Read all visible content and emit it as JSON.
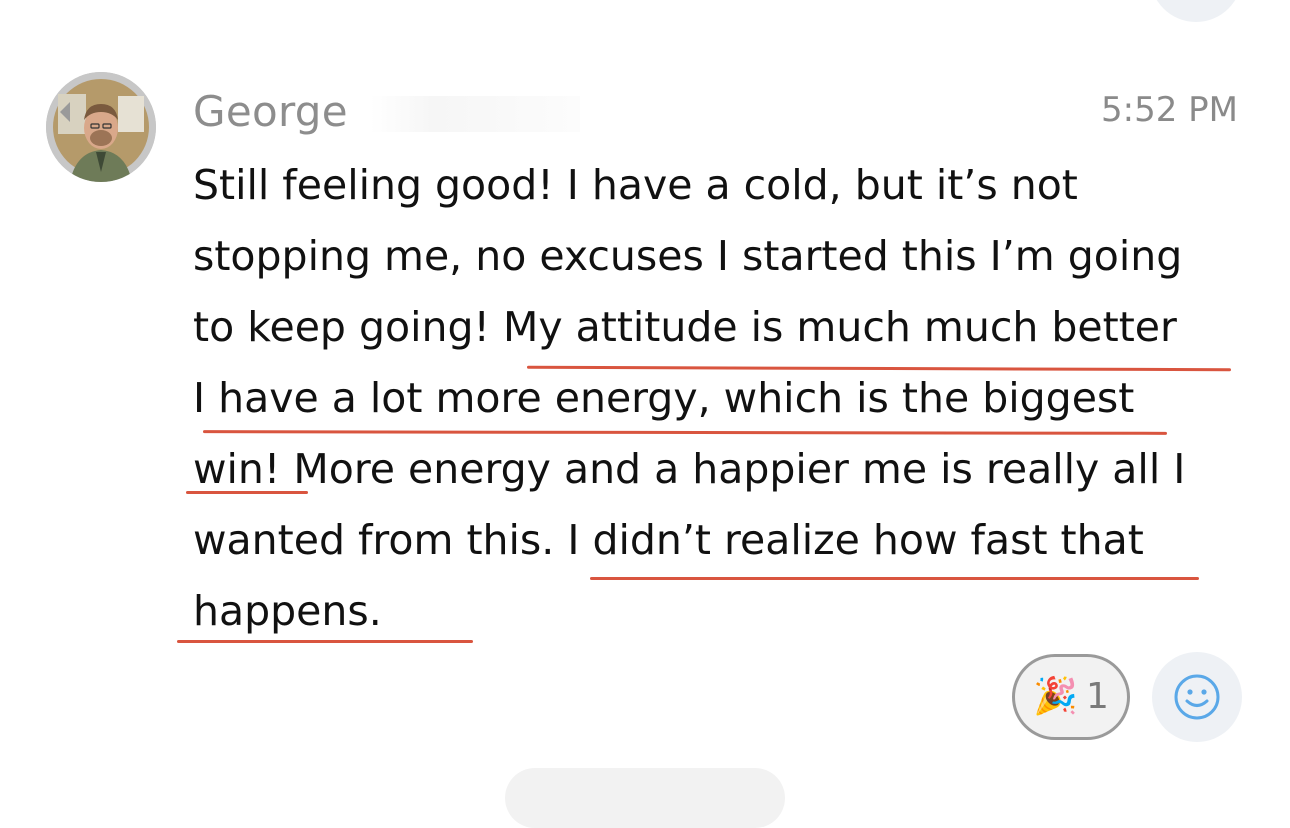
{
  "message": {
    "sender_name": "George",
    "timestamp": "5:52 PM",
    "text_lines": [
      "Still feeling good! I have a cold, but it’s not",
      "stopping me, no excuses I started this I’m going",
      "to keep going! My attitude is much much better",
      "I have a lot more energy, which is the biggest",
      "win! More energy and a happier me is really all I",
      "wanted from this. I didn’t realize how fast that",
      "happens."
    ]
  },
  "reactions": [
    {
      "emoji": "🎉",
      "count": "1"
    }
  ],
  "icons": {
    "avatar": "user-avatar-photo",
    "add_reaction": "smiley-face-icon"
  },
  "colors": {
    "underline": "#d9553f",
    "add_reaction_icon": "#5aa8e8",
    "sender_name": "#8d8d8d"
  }
}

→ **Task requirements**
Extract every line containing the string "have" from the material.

→ **Exercise answer**
      "Still feeling good! I have a cold, but it’s not",
      "I have a lot more energy, which is the biggest",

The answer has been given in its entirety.